Some additional tips:

  • Wait until your baby is ready. Observe your baby, when they are ready for solids they will act interested in food. All babies are different and will be ready at different times. Introducing solids at six months is a good rule of thumb, but some babies are ready a bit earlier and some a bit later. Trust your baby’s signals.
  • Introduce a new food every few days , not sooner, and observe your baby for adverse effects. Since their digestive systems are immature, they can even react to healthy food.
  • Offer the same food many times. Solid foods are a very new experience for babies and the new flavors are exotic. It often takes our daughter 2-3 times before she enjoys a new food, but I have read that it can easily take 10-15 tries.
  • Never force food. If a baby doesn’t seem ready for solids or a new food they will turn their head away or refuse to open their mouth. Do not pressure them to try it, just nonchalantly remove the food.
  • Don’t praise for eating. We never tell our daughter she did a good job. We don’t want her to learn to associate eating with receiving praise, we want her to eat because she is hungry.
  • Encourage mindful eating by creating an environment with minimal distractions and make eating a relaxing, intimate and stress-free experience!

For further reading:

arsy_RR_102Arsy Vartanian is the author and chef of the paleo recipe & lifestyle blog, Rubies & Radishes and the cookbook, The Paleo Slow Cooker. In an effort to achieve optimal health and wellness, she discovered Crossfit & the paleo diet in 2008. Arsy started feeling better than ever and was eventually able to recover from health issues that she had struggled with for almost a decade. Equipped with this energy and knowledge, Rubies & Radishes was born.

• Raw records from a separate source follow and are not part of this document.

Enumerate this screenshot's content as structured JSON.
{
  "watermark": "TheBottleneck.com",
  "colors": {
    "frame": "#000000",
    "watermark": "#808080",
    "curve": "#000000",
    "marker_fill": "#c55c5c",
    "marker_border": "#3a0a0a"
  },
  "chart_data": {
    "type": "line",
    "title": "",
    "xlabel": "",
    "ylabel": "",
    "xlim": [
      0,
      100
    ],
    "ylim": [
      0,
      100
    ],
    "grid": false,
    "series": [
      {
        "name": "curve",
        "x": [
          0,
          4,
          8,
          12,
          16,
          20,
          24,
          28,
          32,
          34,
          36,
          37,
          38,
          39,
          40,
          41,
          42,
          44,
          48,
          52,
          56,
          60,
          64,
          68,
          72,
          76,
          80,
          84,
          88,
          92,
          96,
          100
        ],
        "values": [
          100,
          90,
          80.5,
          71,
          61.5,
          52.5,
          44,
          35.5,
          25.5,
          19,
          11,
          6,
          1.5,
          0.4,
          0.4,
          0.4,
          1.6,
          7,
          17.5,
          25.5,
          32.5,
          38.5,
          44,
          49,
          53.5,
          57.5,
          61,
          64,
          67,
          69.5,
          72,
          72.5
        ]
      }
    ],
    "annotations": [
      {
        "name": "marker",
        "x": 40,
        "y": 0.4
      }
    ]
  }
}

When Arsy is not busy at her day job or being a mom to her new baby, you can find her in her kitchen developing healthy recipes for her family and her blog readers. Connect with Arsy on FacebookTwitter & Instagram.

About Matthew

Matthew McCarry has written 226 post in this blog.

Matt is the husband of Stacy and somehow manages to contribute to this blog in between taking care of three children, producing the Paleo View Podcast and cooking most of the food featured here.

  • Sarah Zullo

    Thank you for a great post! I wish I had seen this when my kids were small. They were small babies and I was pressured to feed them baby food early. And of course it was all the wrong stuff! I also got a kick out of the Swift ads. My grandfather was a butcher for Swift & Co.

  • AssassinTori

    I am a proponent of many of these suggestions. However, as a biologist and food science master’s student, I need to point out that all humans produce all the cholesterol they need (dietary cholesterol has little impact on overall health, except for a few individuals who do not adequately produce HDL in response to increased levels of cholesterol, therefore leading to heart disease). Also, serving raw liver to infants is dangerous, and freezing does not kill pathogens, it only causes them to become dormant until they are again exposed to an environment of sufficient temperature for reproduction. Other than that, it is important to expose babies to a variety of foods as long as care is taken to restrict allergenic foods to older children.